Many hazards are associated with volcanic eruptions.
This lab focuses on four hazards: lava, gases, ash flows, and
When lava (melted rock) erupts, this thick liquid flows downhill. It is very
hot, so it burns or melts almost everything in its path.
Gases such as CO2
(carbon dioxide), CO (carbon monoxide) and SO2 (sulfur dioxide)
are also emitted by volcanoes. These gases can kill most animals. Gases may
be discharged at the summit area during eruptions or along vents on the
sides of the volcano. Heavier gases than air, particularly CO2,
can also flow down the sides of the volcano. They may fill valleys with a
thick blanket of toxic gas, which may kill much of the life in the area.
Large amount of ash frequently shoot high into atmosphere. The heavier
particles settle back to the Earth’s surface, forming a layers of ash.
Depending on the size of the eruption, this layer can be a few inches to
several feet in thickness. The smaller particles are carried away by the
wind. The particles of ash, along they are very small, can cause breathing
problems in animals. The particles can get into their lungs and suffocate
the animal. They may settle further away, or may interfere with flying
Landslides are a downhill movement of loose material on the side
of a volcano. Landslides on volcanoes result when unstable rocks are shaken
loose during eruptions, or when ash mixes with water and snow, making a
thick slurry that flows down the sides of the volcano.
Some volcanoes are explosive and kill people and other
animal life with little warning. Mt. Pinatubo in the Phillippine and Mt. St.
Helens, in western Washington caused many problems because of the ash that
was set off in the atmosphere. Nevado del Ruiz in Columbia, killed thousands
of people because of mudslides that occurred when melted snow and ash
combined, creating wall of mud that came cascading down the mountainside into villages. The mud buried the
people alive. Some volcanoes, however, like Kilauea in Hawaii usually erupt
quietly, spewing out lava flows but giving humans amble warning.
Volcanic eruptions rarely happen without warning. An
increase in earthquake activity (due to magma moving upwards); changes in
the amounts of gases coming out of the volcano; and bulging at the summit of
the volcano are signs that geologists look for. Every volcano is different,
so scientists must carefully look at each mountain before predicting its

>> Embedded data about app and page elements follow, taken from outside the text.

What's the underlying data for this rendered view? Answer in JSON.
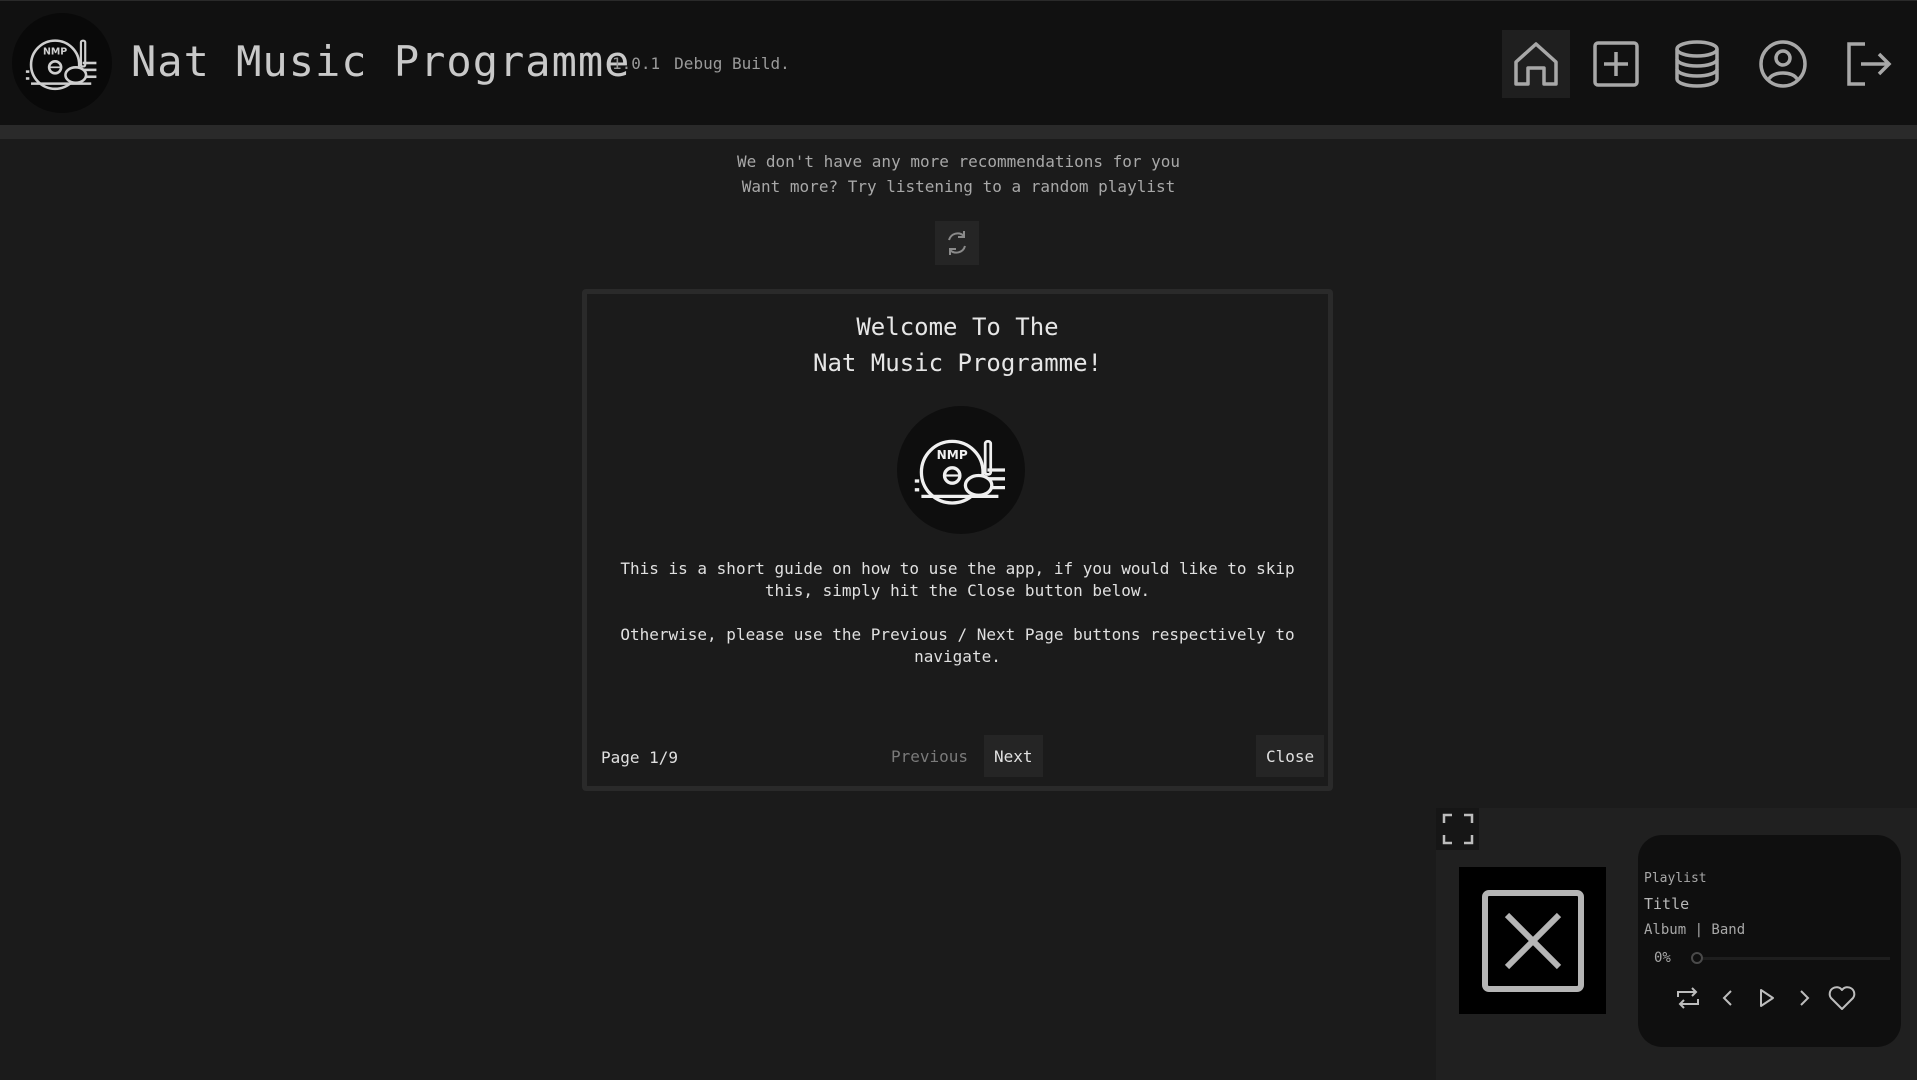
{
  "header": {
    "logo_text": "NMP",
    "title": "Nat Music Programme",
    "version": "1.0.1",
    "build": "Debug Build.",
    "nav": [
      {
        "name": "home",
        "icon": "home-icon",
        "active": true
      },
      {
        "name": "add",
        "icon": "plus-square-icon",
        "active": false
      },
      {
        "name": "database",
        "icon": "database-icon",
        "active": false
      },
      {
        "name": "profile",
        "icon": "user-circle-icon",
        "active": false
      },
      {
        "name": "logout",
        "icon": "logout-icon",
        "active": false
      }
    ]
  },
  "recommendations": {
    "line1": "We don't have any more recommendations for you",
    "line2": "Want more? Try listening to a random playlist",
    "refresh_icon": "refresh-icon"
  },
  "welcome": {
    "title_line1": "Welcome To The",
    "title_line2": "Nat Music Programme!",
    "logo_text": "NMP",
    "paragraph1": "This is a short guide on how to use the app, if you would like to skip this, simply hit the Close button below.",
    "paragraph2": "Otherwise, please use the Previous / Next Page buttons respectively to navigate.",
    "page_label": "Page 1/9",
    "previous_label": "Previous",
    "next_label": "Next",
    "close_label": "Close"
  },
  "player": {
    "expand_icon": "fullscreen-icon",
    "album_art_icon": "no-image-icon",
    "playlist": "Playlist",
    "title": "Title",
    "artist": "Album | Band",
    "progress_label": "0%",
    "progress": 0,
    "controls": [
      "repeat-icon",
      "previous-icon",
      "play-icon",
      "next-icon",
      "heart-icon"
    ]
  },
  "colors": {
    "background": "#1b1b1b",
    "header": "#111111",
    "panel_border": "#2a2a2a",
    "button": "#252525",
    "text": "#e0e0e0",
    "muted_text": "#7a7a7a"
  }
}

Eruptions have positive effects. One of the gases
emitted by volcanoes is steam, which through time has been one of the
sources of water on the Earth. Ash also enriches the soil, making it for
excellent plant growth. A volcano disaster is usually only a
"disaster" when people are involved.
This coloring, drawing, and handwriting exercise
illustrates that a volcano can cause several types of hazards.
- Discuss with the class the hazards that they will be examining in this
worksheet. You may wish to show them pictures of each hazard, to guide
their drawings. You may wish to mention the positive effects of
eruptions as well. Show the students the volcano damage images in the
Volcano Slideshow found on our website (http://msnucleus.org).
Additional images are available on the Internet at:
This NOAA website has excellent photographs of recent events.
- Have the students draw and color hazards on the worksheet. Notice
there is space for "practice" so students can draw the symbol
once before they put it on the volcano. Have the students trace the
words on the worksheet, to practice their writing skills.
- You may wish to read Hill of Fire by Thomas P. Lewis, to the
class. This story revolves around the eruption of Paricutin, a real
volcano in Mexico, and a little boy's experiences.